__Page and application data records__
════════
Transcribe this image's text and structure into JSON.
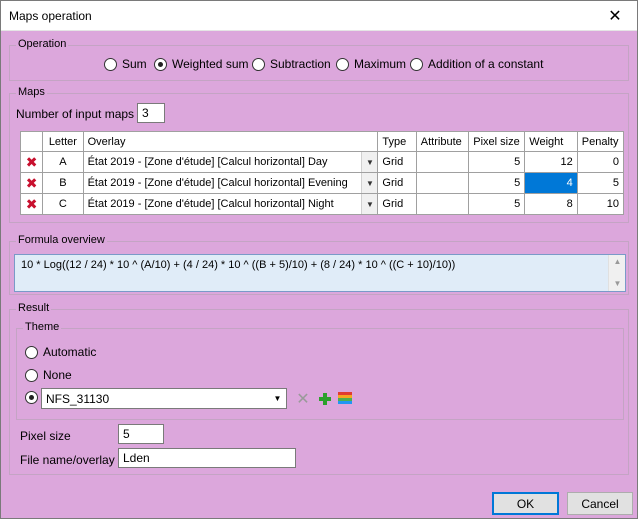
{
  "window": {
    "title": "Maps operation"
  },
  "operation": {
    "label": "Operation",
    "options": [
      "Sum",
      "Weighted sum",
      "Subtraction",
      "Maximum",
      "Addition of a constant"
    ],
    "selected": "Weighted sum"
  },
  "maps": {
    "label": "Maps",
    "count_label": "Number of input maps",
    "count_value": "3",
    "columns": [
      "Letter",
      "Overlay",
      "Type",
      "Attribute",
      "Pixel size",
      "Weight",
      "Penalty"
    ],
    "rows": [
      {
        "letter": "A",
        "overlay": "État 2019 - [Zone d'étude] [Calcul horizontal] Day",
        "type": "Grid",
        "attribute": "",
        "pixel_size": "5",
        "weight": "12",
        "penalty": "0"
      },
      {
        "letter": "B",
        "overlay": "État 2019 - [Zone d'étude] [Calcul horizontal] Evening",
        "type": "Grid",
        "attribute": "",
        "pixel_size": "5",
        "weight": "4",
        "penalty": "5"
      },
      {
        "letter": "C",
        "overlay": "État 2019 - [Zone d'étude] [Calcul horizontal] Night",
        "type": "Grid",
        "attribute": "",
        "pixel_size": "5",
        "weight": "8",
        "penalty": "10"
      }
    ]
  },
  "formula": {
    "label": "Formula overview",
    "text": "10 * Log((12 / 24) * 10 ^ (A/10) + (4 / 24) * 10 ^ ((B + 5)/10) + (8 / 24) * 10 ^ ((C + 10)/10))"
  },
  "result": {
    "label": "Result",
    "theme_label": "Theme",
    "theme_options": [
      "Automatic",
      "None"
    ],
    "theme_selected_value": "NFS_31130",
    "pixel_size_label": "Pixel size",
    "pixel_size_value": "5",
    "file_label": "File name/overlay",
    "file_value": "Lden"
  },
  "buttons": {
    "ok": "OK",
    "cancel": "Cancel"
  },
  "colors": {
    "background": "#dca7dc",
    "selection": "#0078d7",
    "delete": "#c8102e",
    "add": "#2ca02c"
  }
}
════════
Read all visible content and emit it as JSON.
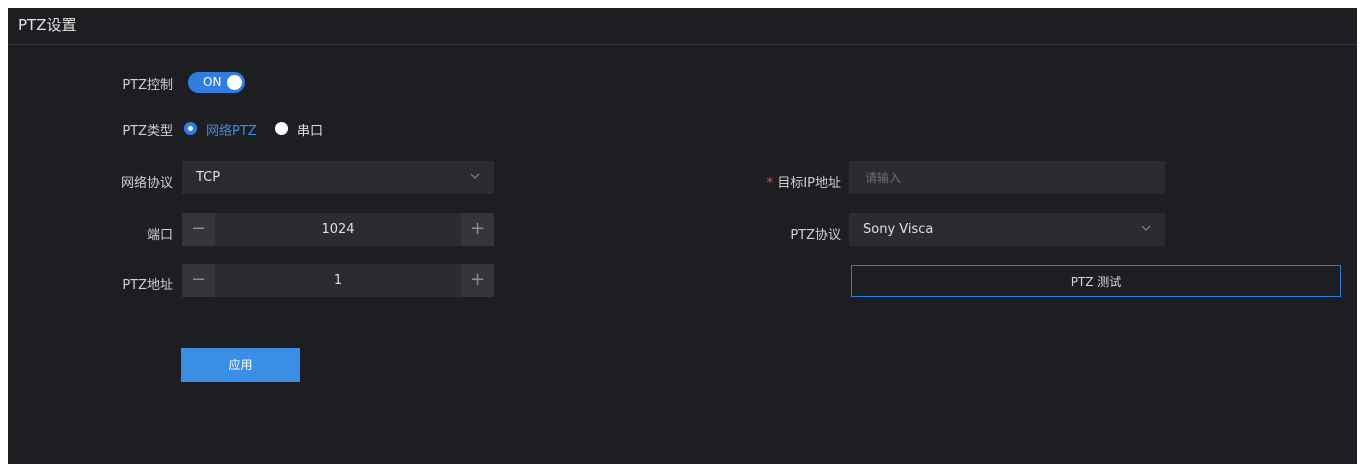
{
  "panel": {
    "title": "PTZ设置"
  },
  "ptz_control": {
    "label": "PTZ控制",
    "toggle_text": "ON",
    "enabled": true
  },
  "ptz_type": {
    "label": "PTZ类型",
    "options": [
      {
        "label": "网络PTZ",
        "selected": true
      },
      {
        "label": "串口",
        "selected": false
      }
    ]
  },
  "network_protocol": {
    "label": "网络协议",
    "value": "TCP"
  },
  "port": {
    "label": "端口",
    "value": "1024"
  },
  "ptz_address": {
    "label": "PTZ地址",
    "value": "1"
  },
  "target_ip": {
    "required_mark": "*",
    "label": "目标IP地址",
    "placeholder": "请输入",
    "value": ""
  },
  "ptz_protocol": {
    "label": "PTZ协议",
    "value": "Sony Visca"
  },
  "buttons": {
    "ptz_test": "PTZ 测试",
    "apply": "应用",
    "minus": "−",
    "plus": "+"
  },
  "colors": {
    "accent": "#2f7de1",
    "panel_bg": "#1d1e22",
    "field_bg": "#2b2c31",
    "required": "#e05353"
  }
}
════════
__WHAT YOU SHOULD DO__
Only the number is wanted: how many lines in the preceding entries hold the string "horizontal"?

__ANSWER BELOW__
3